Curriculum

At Jesse Gray, we teach spelling in a creative and strategic way to enthuse our children and help them to thrive when it comes to this cornerstone of writing. Our children receive well planned and resourced lessons that creatively engage them to think about why words are spelt in certain ways, focusing on etymology as well as rules and exceptions.

In Key Stage 1 our children receive daily phonics lessons that excite and engage the children. We stream the children in Year 1 to ensure that each child is challenged at their bespoke level.

This progresses to weekly spelling lessons in Year 2-6 encouraging children to investigate spelling patterns so that they understand the rules, and exceptions, at a greater level. We play games, host competitions and, in upper Key Stage 2, even challenge the children to come up with their own rules based on the words they are given. This ensures that our children have a deep level of understanding and can select the correct spelling in their own independent work. Our spelling curriculum has been designed so that the rules are revised at timely intervals, a design that we refer to as spaced retrieval.

Weekly spellings are sent home that link to our rules and to the statutory word lists as set out by the DFE, these are then tested weekly as research supports that this is still an effective way to help children to remember spellings.

Within writing lessons, we reinforce our high expectations of spelling through focusing on editing for which the children all have their own special purple polishing pen. Editing and proof reading skills are taught explicitly from Year 1 to 6. We recognise that some children find spelling difficult, we therefore equip them with the skills to identify misspelt words and strategies to correct with speed, including effective dictionary use.

We actively ensure that all our staff are up to date with the best research into spelling and spelling pedagogy.
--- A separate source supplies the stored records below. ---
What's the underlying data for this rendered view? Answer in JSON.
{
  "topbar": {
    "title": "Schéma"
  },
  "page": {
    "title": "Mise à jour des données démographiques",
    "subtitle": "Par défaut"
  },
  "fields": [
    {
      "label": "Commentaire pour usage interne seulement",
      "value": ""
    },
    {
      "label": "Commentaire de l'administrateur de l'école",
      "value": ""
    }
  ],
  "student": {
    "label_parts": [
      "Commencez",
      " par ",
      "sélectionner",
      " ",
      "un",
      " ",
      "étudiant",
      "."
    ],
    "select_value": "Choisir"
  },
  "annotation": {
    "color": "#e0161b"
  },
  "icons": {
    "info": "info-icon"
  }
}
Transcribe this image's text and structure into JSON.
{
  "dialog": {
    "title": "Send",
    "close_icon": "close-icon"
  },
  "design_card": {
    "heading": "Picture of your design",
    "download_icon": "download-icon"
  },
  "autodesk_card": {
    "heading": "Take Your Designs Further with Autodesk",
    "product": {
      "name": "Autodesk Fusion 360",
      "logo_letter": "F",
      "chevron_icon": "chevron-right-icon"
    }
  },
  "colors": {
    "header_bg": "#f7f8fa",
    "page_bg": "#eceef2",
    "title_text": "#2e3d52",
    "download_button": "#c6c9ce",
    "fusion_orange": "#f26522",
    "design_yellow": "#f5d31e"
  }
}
We share best practice and train staff when necessary through CPD delivered by the subject leader.  Spelling teaching is moderated across school through planning scrutiny, learning walks and moderating writing; these monitoring procedures ensure that our spelling curriculum is robust and effective.

Spelling is an important aspect of our curriculum as we believe it is a fundamental life skill. Our aim is to support all children to become the best spellers and spell checkers that they can for the rest of their lives.

 

  • You can help them by doing the following:  

  • Spell out words with fridge magnets or letter tiles from word games. Take some letters out and get your child to put the right ones back in the right places.  
  • Play games with lists of words. Can they put them in alphabetical order using the first letter of a word (e.g. cat, fat, hat, mat and sat)? Or can they do this by the second letter (e.g. bag, beg, big, bog and bug)?  
  • Give them old newspapers or magazines to play word-finding games for example, get them to highlight or draw a circle round every word that ends with ing, or every word beginning with t. Think up harder versions as your child learns more.  
  • Draw or cut out pictures of things that have only one letter different (like pen and pin) to help them get used to how different vowels (a,e,i,o,u) work.  
  • Use a mirror so your child can see how their mouth moves when saying letters that can easily get mixed up when they write them down, like m and w, or p and g.  
  • Make up games to help your child see the difference between words like tap and tape or hop and hope where the last letter changes the way you say the whole word.  
  • Get them to play at rearranging letters to make other words (anagrams) out of their name, or other words they know.